-- TASK DESCRIPTION --
In the records below, pick out all lines containing the word "JSON".

BEGIN DATA EXTRACT

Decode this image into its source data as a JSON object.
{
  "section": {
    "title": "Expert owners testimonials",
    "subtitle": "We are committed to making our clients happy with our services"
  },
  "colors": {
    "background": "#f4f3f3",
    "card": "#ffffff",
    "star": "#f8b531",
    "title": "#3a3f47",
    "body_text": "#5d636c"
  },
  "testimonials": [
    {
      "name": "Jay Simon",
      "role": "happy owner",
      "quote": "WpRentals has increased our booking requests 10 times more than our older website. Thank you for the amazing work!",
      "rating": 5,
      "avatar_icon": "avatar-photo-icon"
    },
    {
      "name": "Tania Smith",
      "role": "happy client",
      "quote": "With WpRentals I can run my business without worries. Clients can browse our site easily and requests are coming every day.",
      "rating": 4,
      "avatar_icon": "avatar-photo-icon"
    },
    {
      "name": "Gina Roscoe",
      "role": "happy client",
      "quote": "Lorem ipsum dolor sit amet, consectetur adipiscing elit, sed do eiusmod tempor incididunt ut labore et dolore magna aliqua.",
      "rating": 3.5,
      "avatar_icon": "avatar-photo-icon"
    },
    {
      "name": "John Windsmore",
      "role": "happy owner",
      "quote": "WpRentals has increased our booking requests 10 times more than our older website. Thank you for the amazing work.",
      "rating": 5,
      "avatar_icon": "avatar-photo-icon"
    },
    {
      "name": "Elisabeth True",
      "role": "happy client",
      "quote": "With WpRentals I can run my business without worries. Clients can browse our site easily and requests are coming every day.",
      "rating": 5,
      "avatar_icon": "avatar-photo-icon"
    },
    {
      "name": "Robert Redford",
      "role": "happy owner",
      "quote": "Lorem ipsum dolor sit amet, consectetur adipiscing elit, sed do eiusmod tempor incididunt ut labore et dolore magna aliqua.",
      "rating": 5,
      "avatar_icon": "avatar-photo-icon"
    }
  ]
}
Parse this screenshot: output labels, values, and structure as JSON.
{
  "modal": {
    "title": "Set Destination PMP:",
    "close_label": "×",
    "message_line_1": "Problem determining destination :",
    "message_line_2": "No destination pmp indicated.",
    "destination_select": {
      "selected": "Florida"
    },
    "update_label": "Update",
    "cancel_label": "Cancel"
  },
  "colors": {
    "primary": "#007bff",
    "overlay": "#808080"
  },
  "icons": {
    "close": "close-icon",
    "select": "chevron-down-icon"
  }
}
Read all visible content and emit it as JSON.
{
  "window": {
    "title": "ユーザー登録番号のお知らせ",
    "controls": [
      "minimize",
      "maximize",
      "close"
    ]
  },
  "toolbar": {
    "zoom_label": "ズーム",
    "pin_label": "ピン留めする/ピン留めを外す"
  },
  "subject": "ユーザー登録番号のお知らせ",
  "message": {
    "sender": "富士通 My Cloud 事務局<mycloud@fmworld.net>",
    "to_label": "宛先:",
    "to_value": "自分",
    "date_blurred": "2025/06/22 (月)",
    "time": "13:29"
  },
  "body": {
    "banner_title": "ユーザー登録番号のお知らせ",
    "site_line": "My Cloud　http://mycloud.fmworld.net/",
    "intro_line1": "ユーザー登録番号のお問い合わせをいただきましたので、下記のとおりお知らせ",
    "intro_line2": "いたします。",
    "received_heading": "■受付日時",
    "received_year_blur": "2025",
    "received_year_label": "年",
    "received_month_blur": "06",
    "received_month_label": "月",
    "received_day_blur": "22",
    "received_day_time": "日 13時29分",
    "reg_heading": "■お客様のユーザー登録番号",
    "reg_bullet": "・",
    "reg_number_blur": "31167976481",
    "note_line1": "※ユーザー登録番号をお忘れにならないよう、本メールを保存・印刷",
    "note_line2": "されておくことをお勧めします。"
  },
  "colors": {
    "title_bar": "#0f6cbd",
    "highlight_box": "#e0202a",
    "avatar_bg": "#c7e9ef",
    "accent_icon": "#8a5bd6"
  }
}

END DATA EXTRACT

-- ANSWER SPACE --
Decode this image into its source data as a JSON object.
Parse this screenshot: output labels, values, and structure as JSON.
Read all visible content and emit it as JSON.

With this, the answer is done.